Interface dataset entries
# # # #

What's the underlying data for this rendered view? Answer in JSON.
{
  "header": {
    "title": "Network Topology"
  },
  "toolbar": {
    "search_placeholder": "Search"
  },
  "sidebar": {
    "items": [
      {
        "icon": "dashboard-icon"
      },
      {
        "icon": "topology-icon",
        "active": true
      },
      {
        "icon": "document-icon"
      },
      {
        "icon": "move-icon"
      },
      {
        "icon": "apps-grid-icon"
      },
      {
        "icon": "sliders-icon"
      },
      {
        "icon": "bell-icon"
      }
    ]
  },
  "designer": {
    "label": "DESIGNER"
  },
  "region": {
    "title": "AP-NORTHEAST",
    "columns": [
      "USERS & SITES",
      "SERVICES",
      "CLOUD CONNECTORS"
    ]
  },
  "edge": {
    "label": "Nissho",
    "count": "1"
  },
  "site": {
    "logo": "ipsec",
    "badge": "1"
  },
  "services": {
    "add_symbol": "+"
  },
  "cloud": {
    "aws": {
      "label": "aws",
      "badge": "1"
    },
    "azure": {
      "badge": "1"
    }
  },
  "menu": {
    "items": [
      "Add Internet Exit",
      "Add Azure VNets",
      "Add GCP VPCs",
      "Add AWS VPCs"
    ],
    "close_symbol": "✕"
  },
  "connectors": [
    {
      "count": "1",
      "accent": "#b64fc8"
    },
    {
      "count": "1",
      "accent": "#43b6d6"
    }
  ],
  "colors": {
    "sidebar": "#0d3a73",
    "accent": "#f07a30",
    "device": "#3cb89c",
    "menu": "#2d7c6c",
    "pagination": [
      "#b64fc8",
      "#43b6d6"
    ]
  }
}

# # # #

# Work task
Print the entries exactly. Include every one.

# Written solution
What's the underlying data for this rendered view? Answer in JSON.
{
  "header": {
    "title": "Network Topology"
  },
  "toolbar": {
    "search_placeholder": "Search"
  },
  "sidebar": {
    "items": [
      {
        "icon": "dashboard-icon"
      },
      {
        "icon": "topology-icon",
        "active": true
      },
      {
        "icon": "document-icon"
      },
      {
        "icon": "move-icon"
      },
      {
        "icon": "apps-grid-icon"
      },
      {
        "icon": "sliders-icon"
      },
      {
        "icon": "bell-icon"
      }
    ]
  },
  "designer": {
    "label": "DESIGNER"
  },
  "region": {
    "title": "AP-NORTHEAST",
    "columns": [
      "USERS & SITES",
      "SERVICES",
      "CLOUD CONNECTORS"
    ]
  },
  "edge": {
    "label": "Nissho",
    "count": "1"
  },
  "site": {
    "logo": "ipsec",
    "badge": "1"
  },
  "services": {
    "add_symbol": "+"
  },
  "cloud": {
    "aws": {
      "label": "aws",
      "badge": "1"
    },
    "azure": {
      "badge": "1"
    }
  },
  "menu": {
    "items": [
      "Add Internet Exit",
      "Add Azure VNets",
      "Add GCP VPCs",
      "Add AWS VPCs"
    ],
    "close_symbol": "✕"
  },
  "connectors": [
    {
      "count": "1",
      "accent": "#b64fc8"
    },
    {
      "count": "1",
      "accent": "#43b6d6"
    }
  ],
  "colors": {
    "sidebar": "#0d3a73",
    "accent": "#f07a30",
    "device": "#3cb89c",
    "menu": "#2d7c6c",
    "pagination": [
      "#b64fc8",
      "#43b6d6"
    ]
  }
}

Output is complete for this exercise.